Dass ich Angst hatte. Chris und ich waren anders. Es war seltsam, er sah aus, wie ich mir einen Schwulen vorgestellt hatte, aber was er sagte, war so ehrlich und wahr. Ich konnte sehen, wie meine Worte bei Finbarr verfingen, also redete ich weiter, sagte, ich wisse nicht, warum ich hier sei, zwischen all diesen wichtigen Menschen.

Dann sagte er: Mir geht es genau wie Chris. Das war einer der Aha- Momente meines Lebens. Da beschloss ich, okay, ich verbringe die Wochenenden hier mit Finbarr. Mir egal, dass er homophob ist. Finbarr und Chris wissen es zu diesem Zeitpunkt noch nicht, aber hinter ihrer Verschiedenheit verbirgt sich viel Gemeinsames. In der ersten Teepause halten sie Smalltalk. Beim Mittag- essen sitzen sie nebeneinander. Abends sitzen sie an der Bar und trinken Bier. Fortan ist das Versammlungswochenende etwas, auf das sich Finbarr jeden Monat freut. Finbarr wartet dann auf ihn an der Bar.

Nur verhalten sich die 33 anders als die Es scheint ihr nicht darum zu gehen, die Debatte voranzubringen. Was sie verzweifelt zu suchen scheint, ist Sichtbarkeit. Er fragt, wenn er etwas nicht versteht, und antwortet, wenn er gefragt wird. Er will dem Thema gerecht werden, wenn er das schweigend tun kann, umso besser.

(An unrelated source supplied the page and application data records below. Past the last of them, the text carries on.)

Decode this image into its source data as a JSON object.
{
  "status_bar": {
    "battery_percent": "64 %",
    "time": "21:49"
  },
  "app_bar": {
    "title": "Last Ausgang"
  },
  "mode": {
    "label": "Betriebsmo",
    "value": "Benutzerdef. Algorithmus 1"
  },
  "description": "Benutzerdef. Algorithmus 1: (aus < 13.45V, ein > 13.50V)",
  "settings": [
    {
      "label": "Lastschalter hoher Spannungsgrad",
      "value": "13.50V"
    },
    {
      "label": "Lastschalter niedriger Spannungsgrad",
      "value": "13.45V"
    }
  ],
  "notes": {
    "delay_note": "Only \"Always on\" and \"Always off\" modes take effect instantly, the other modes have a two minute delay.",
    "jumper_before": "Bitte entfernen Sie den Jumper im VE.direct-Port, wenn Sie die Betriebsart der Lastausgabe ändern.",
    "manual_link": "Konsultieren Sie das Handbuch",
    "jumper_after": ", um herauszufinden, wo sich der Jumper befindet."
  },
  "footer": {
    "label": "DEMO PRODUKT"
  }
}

Beim Essen mischen sich die Gruppen. Ich wusste gar nicht, wo ich hingucken sollte Dann wird das doch auch bei anderen geklappt haben. Am Samstag wird beraten, am Sonntag abgestimmt.